Data excerpts section start
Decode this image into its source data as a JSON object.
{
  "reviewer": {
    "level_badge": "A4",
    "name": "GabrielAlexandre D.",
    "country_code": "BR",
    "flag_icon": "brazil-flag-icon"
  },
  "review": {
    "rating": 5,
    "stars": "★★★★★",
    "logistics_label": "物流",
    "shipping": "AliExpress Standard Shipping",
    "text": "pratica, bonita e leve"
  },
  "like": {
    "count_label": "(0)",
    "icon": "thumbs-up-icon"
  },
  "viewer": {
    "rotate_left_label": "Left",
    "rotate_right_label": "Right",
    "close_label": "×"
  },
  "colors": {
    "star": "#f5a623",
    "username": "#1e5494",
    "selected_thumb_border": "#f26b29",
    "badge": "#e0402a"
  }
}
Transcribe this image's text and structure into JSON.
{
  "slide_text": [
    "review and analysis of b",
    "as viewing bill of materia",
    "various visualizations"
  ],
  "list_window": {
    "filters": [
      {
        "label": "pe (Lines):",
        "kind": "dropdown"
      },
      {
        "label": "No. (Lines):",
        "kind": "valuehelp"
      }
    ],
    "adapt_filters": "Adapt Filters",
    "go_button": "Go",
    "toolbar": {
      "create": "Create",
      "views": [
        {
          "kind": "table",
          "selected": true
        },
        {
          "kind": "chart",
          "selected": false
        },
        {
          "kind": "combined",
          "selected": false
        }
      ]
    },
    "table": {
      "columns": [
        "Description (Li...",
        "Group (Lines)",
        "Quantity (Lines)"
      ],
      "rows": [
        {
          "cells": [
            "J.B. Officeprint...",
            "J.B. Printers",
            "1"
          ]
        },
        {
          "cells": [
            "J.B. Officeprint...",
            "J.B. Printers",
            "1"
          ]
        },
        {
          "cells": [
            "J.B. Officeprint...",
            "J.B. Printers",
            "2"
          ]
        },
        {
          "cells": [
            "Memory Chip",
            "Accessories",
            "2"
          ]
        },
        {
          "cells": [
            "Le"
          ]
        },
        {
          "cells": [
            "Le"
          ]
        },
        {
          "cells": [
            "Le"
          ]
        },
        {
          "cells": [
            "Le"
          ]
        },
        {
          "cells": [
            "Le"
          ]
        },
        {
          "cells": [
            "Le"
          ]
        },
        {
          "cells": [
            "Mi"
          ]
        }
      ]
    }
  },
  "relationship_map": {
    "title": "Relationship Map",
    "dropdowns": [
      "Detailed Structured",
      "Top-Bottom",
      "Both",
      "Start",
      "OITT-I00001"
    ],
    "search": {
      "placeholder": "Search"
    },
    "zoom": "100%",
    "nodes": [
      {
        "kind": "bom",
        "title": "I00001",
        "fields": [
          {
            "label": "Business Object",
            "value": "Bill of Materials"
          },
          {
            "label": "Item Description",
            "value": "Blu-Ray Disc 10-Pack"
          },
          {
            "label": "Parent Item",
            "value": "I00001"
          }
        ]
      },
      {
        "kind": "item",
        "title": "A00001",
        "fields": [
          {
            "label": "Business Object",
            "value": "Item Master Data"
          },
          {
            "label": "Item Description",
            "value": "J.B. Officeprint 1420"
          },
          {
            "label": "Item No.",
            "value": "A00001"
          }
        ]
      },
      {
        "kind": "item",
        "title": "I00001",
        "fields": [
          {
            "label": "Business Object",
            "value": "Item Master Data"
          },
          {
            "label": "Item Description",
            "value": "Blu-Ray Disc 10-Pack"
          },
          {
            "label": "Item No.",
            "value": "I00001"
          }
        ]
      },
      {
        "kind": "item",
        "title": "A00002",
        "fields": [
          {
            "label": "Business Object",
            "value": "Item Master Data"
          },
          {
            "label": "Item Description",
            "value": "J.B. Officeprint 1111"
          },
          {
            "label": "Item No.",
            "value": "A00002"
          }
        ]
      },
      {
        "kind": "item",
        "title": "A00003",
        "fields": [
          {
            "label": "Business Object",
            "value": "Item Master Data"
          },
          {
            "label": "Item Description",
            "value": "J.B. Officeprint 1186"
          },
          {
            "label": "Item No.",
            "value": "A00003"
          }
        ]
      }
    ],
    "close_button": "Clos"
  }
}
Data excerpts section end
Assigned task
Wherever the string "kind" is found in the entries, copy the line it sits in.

Exercise output
        "kind": "dropdown"
        "kind": "valuehelp"
          "kind": "table",
          "kind": "chart",
          "kind": "combined",
        "kind": "bom",
        "kind": "item",
        "kind": "item",
        "kind": "item",
        "kind": "item",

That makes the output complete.